DATA FOR ANALYSIS:
----

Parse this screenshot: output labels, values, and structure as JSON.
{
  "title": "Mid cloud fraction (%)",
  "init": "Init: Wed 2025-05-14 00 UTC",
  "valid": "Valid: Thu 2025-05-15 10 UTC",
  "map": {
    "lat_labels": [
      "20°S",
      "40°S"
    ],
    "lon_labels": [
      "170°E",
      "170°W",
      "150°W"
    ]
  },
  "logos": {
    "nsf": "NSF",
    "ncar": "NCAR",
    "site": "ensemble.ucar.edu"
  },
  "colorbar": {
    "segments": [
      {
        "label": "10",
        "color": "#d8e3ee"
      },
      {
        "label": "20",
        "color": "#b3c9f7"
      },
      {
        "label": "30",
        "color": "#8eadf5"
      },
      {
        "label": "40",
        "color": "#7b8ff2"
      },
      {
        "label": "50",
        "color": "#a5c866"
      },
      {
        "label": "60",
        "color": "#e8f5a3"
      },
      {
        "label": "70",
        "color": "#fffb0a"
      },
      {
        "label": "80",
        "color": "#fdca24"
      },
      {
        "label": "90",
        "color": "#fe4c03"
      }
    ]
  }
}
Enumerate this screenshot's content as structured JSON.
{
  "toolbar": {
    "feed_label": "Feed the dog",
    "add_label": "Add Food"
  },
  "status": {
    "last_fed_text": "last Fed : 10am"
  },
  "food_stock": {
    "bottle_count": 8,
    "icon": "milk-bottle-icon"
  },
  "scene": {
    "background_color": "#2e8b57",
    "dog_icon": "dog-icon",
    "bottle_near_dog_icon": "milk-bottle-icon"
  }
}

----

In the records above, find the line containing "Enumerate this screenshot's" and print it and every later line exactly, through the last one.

ANSWER SECTION:
Enumerate this screenshot's content as structured JSON.
{
  "toolbar": {
    "feed_label": "Feed the dog",
    "add_label": "Add Food"
  },
  "status": {
    "last_fed_text": "last Fed : 10am"
  },
  "food_stock": {
    "bottle_count": 8,
    "icon": "milk-bottle-icon"
  },
  "scene": {
    "background_color": "#2e8b57",
    "dog_icon": "dog-icon",
    "bottle_near_dog_icon": "milk-bottle-icon"
  }
}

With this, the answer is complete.